But Bollène is also representative of today’s France. While tiny, this rural village brought to the forefront images of France’s vibrant history of colonialism, immigration and integration. The narrow entryway of the hotel was flanked by a café and a kabob shop. We arrived after dark and both storefronts were doing a brisk business, mostly patronized by French of North African descent. A dozen café tables sprawled across the cobblestones, host to middle-aged and older men chatting the night away in French and Arabic. The young men working the kabob shop where we took our evening meal were of North African heritage, but clearly French.
This is France, particularly in the south near the Mediterranean Sea. People have been emigrating across the Sea for millennia, both directions. You can see visions France in Algeria and images of Morocco in Spain. It’s the Med region. After our French breakfast of coffee and pastries, while the girls saw Belle’s village, my husband and I saw the kasbah. Women walked the narrow alleys, heads covered in the Muslim head scarf. Our daughters sat at the fountain reading, just as Belle did in the movie. We read the plaque next to the water feature, noting the location where Jews were deported to Dachau during World War II. Another monument stood in the village honoring the Africans who fought in the war.
Despite what images your 2014 Provence calendar might display on your wall – fields of lavendar or stone ruins on a hilltop above an olive grove – the culture and influences in this region are much more complex. For now our girls see a scene from a Disney movie, but some day they will return and see so much more. ******************************************************************

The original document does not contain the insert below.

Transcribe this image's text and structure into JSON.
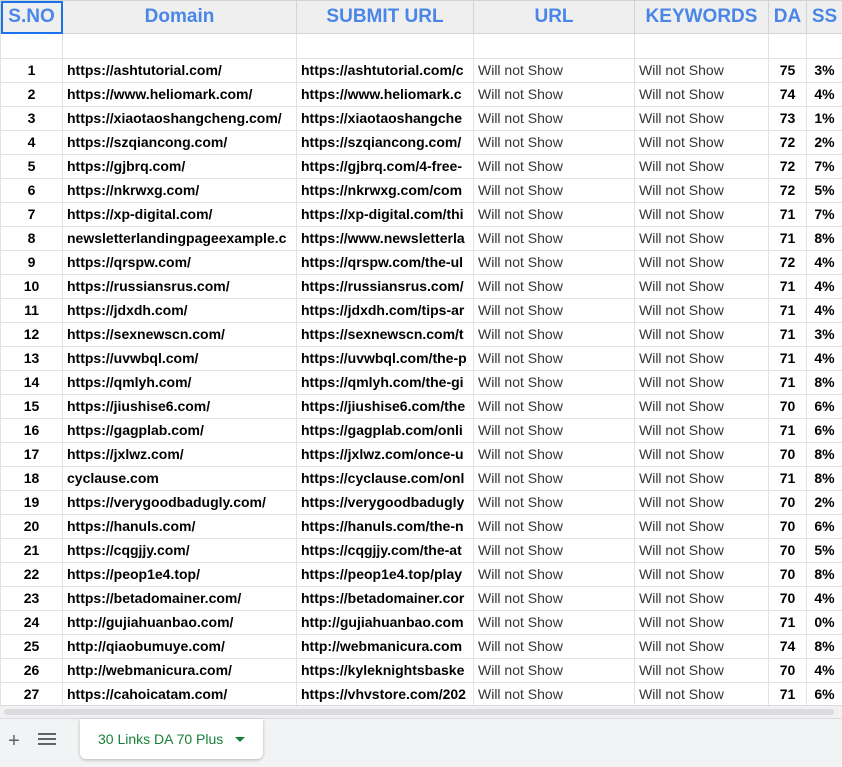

This series is brought to you by the letter “B” and pertains to our family’s recent three week stint in Europe. If you want to be sure not to miss a post, sign up to receive the blog via email on the lefthand column.
If you missed, Part I: Surprised by BOUNTY, you can view it here.